Well, Jack has now published a book about his approach to voice acting. It’s called:
This book takes an inspiring and refreshingly candid look at the world of Voice Over, offering some perspectives you may have never heard anywhere else. In it, Jack expands on many of the concepts we touched on in our interview together, especially the idea that auditions in voice over are not a “rejection” process, but merely a “selection” process. To quote Jack on page 5 of his book:
“The plain truth of the matter is that there ain’t no damn rejection! The process of auditioning is one of selection, not rejection. Rejection happens only when you cause it.”
The power of Jack’s book is in the upbeat yet professional mindset he shares with his readers.

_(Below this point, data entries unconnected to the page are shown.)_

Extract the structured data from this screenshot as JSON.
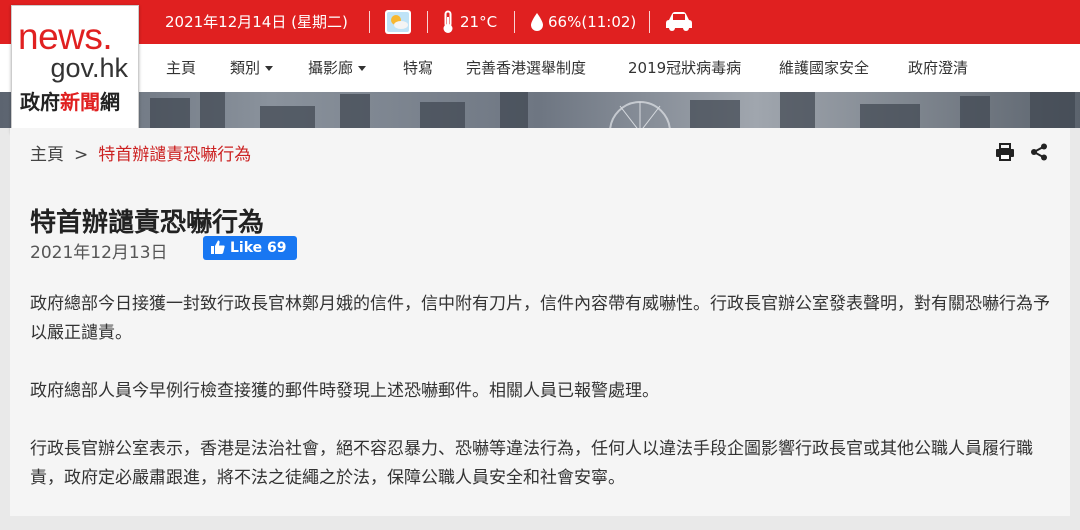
{
  "topbar": {
    "date": "2021年12月14日 (星期二)",
    "weather_icon": "sunny-cloud-icon",
    "temperature": "21°C",
    "humidity": "66%(11:02)",
    "traffic_icon": "car-icon"
  },
  "logo": {
    "line1": "news.",
    "line2": "gov.hk",
    "line3_a": "政府",
    "line3_b": "新聞",
    "line3_c": "網"
  },
  "nav": {
    "items": [
      "主頁",
      "類別",
      "攝影廊",
      "特寫",
      "完善香港選舉制度",
      "2019冠狀病毒病",
      "維護國家安全",
      "政府澄清"
    ]
  },
  "breadcrumb": {
    "home": "主頁",
    "sep": ">",
    "current": "特首辦譴責恐嚇行為"
  },
  "article": {
    "title": "特首辦譴責恐嚇行為",
    "date": "2021年12月13日",
    "like_label": "Like 69",
    "paragraphs": [
      "政府總部今日接獲一封致行政長官林鄭月娥的信件，信中附有刀片，信件內容帶有威嚇性。行政長官辦公室發表聲明，對有關恐嚇行為予以嚴正譴責。",
      "政府總部人員今早例行檢查接獲的郵件時發現上述恐嚇郵件。相關人員已報警處理。",
      "行政長官辦公室表示，香港是法治社會，絕不容忍暴力、恐嚇等違法行為，任何人以違法手段企圖影響行政長官或其他公職人員履行職責，政府定必嚴肅跟進，將不法之徒繩之於法，保障公職人員安全和社會安寧。"
    ]
  },
  "colors": {
    "brand_red": "#e02020",
    "breadcrumb_current": "#cc2222",
    "facebook_blue": "#1877f2"
  }
}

His explanations are detailed, accessible and entertaining. They also come from experience. Jack’s view of the industry has been battle-tested, yet he remains essentially optimistic about a newcomer’s chances of breaking in to the world of voice over. On page 1 he begins his book by saying:
“I can’t tell you how many times I’ve heard people say, “You can’t break into voice-overs. It’s a closed profession.” Well, it may look that way, but guess what? All you have to say is, ”I’m in!” and everyone will scooch over a tad to make room for you.”
In Jack’s paradigm, it’s almost like the world of voice over is a mirror that reflects back to you what you believe about it. However, this doesn’t mean Jack believes that all you need to do to make it as a voice actor is to think positively. Far from it. He continues on to say:
“Of course, we’ll eat you alive if you jump in without knowing what you’re doing. That’s why classes were invented. So take a few classes, learn the language of the game… Then, practice, practice, practice!”
Clearly, in addition to fostering a positive outlook, one needs to develop the craft of voice acting in order to succeed. Voice over is a competitive business. But what I truly appreciate about Jack’s approach in the book is his belief that the mindset of a professional voice actor is the first ingredient. Working on one’s craft comes after the mental and emotional decision that one is fascinated enough with voice acting to make a career out of it. If you can commit to identifying yourself as a voice actor first, the actions you need to take in order to realize your dream will begin to appear to you. While this approach may sound a little mysterious at first, trust me: many successful voice actors have had personal experience applying it in their careers, and those who know Jack appreciate his viewpoint.
Case in point: I was recently filling up my car at a gas station not far from my home in southern California. A man on the other side of the pump recognized me. He asked, “Are you Crispin Freeman?” I was a little wary at first, not knowing who he was, but my fears were quickly allayed. He introduced himself as Scott Menville, voice of Robin in the animated series Teen Titans in addition to many other famous roles. I was honored to meet Scott and was surprised our paths had not crossed before. Scott complimented me on the Voice Acting Mastery podcast, and I thanked him for his appreciation. As we were both turning to leave, he stopped me and said, “By the way, I really loved that interview you did with Jack Angel. He was dropping science!” I totally agreed with him. When Jack speaks about voice acting, it really feels like you’re getting profound life wisdom directly from a veteran of the voice over world.
I highly recommend How to Succeed in Voice-Overs Without Ever Losing to anyone looking to become a professional voice actor.
You can purchase Jack’s book on Amazon, or you can find out more about Jack and his experiences on his website at www.JackAngel.com. I hope you find Jack’s insights useful and best of luck in your voice acting endeavors!